The diagram below is excerpted from a binding basics tutorial posted by Connecting Threads and compares ladder and blind stitching.
I started out with the ladder stitch as was my norm before watching the tutorial. Piercing my batik binding in two places, in and out, about 1/4" apart along the fold was problematic. Along the first edge of my quilt I snapped two needles in half because of the pressure I was putting on each to weave in and out along that stiff fold line. I switched to the blind stitch and snapped a third needle. At this rate, I did not want to risk snapping my last needle when the quilt shop was closed and I could not get more. Also, at $7 for 6 Clover black plated armor piercing needles, I had to make some adjustments.
What wound up working best was to tweak my approach on that blind stitch a bit. I took that little tuck stitch in the binding at right angles to the fold instead of along it. By rolling the binding back a bit, I biased that tuck a tad so that the entry point was offset to the underside of the binding fold and the exit point on the fold. I did wind up making two motions, one stitch traveling parallel to the quilt/binding edge into the backing and one at right angles to it into the fold of the binding, drawing the eye of the needle completely through on each. Although I used two finger motions of the needle to take the stitches, I used only one long arm motion to draw the thread taut. I do not understand why the direction rotation worked when piercing the binding. Could it possibly be the difference between cross-grain and along-the-grain of my tightly woven batik binding? My stitches are not invisible but I realized it is not so much the thread I was noticing, but rather dents in the stiff batik fabric where the stitches were. I have expectations that as the quilt is washed and the fabric softens, these dents will ease out. The upper portion of the photo shows the binding from the right side of the quilt and the lower portion of the photo shows the binding from the back side of the quilt.
Here is one block of Sunny Spring Frost.
And here is the complete quilt, draped over my upstairs railing. Usually I have my husband hold up my finished quilt for an outdoor picture in our backyard where the lighting is better. Even though he is tall enough at 6'3" to hold it high, he could not manage the 6' width while synchronizing my picture taking with the breeze. Since I did not get a ladder out for the following photo, there is a bit of parallax in the picture. Oh, well. It really is square. And it is finished!

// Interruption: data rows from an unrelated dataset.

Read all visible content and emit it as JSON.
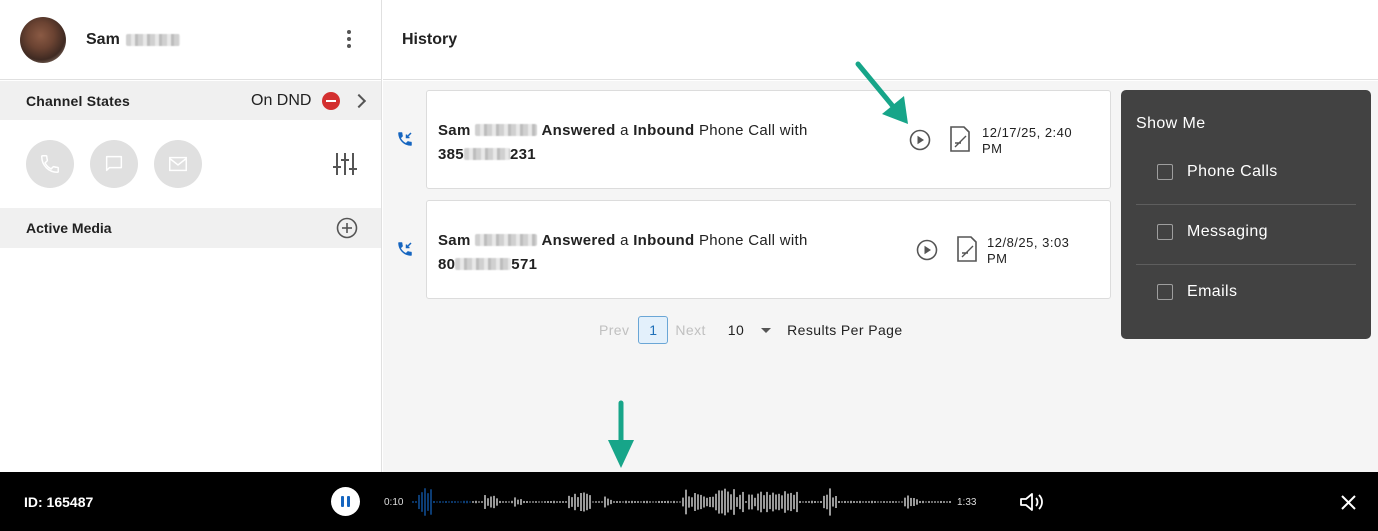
{
  "user": {
    "first_name": "Sam"
  },
  "channel_states": {
    "label": "Channel States",
    "status": "On DND"
  },
  "active_media": {
    "label": "Active Media"
  },
  "history": {
    "title": "History",
    "entries": [
      {
        "agent_first": "Sam",
        "action": "Answered",
        "a": "a",
        "direction": "Inbound",
        "channel": "Phone Call with",
        "number_prefix": "385",
        "number_suffix": "231",
        "time_line1": "12/17/25, 2:40",
        "time_line2": "PM"
      },
      {
        "agent_first": "Sam",
        "action": "Answered",
        "a": "a",
        "direction": "Inbound",
        "channel": "Phone Call with",
        "number_prefix": "80",
        "number_suffix": "571",
        "time_line1": "12/8/25, 3:03",
        "time_line2": "PM"
      }
    ]
  },
  "pagination": {
    "prev": "Prev",
    "current": "1",
    "next": "Next",
    "page_size": "10",
    "results_label": "Results Per Page"
  },
  "show_me": {
    "title": "Show Me",
    "options": [
      {
        "label": "Phone Calls",
        "checked": false
      },
      {
        "label": "Messaging",
        "checked": false
      },
      {
        "label": "Emails",
        "checked": false
      }
    ]
  },
  "player": {
    "id_label": "ID: 165487",
    "current_time": "0:10",
    "total_time": "1:33",
    "progress": 0.11
  },
  "colors": {
    "accent": "#1565c0",
    "annotation_arrow": "#17a589",
    "dnd_red": "#d32f2f",
    "panel_dark": "#424242"
  }
}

After a long project I like to sneak in a short, quick one to do. Here are some fireman fabrics for a pillowcase for my son-in-law. I auditioned a navy and an amber-orange for the accent stripe. The navy is safer and more sedate.
But, even though it does not contrast as much with the red fire hose fabric, I think I am going to go with the amber-orange dots. It is more fun and picks up the color in the roof lights of the fire trucks.
Completed projects since 7/17/13 WIP post:
- Completion photos for Color Play of the Day posted (see July 19, 2013)
- Sunny Spring Frost - completed this morning
- Grinch quilt (May 22,2013 post) - all borders added, need to back, quilt, and bind
- Jack O'Lantern Trio (February 2, 2013 post) - awaiting FMQ
- Chicken quilt - awaiting FMQ
- Overlapping square wall hanging - awaiting FMQ
- Mask quilt (October 19, 2011 post) - hidden away awaiting inspiration for arranging hexagons
New projects since 7/17/13 WIP post:
- Fire truck pillowcase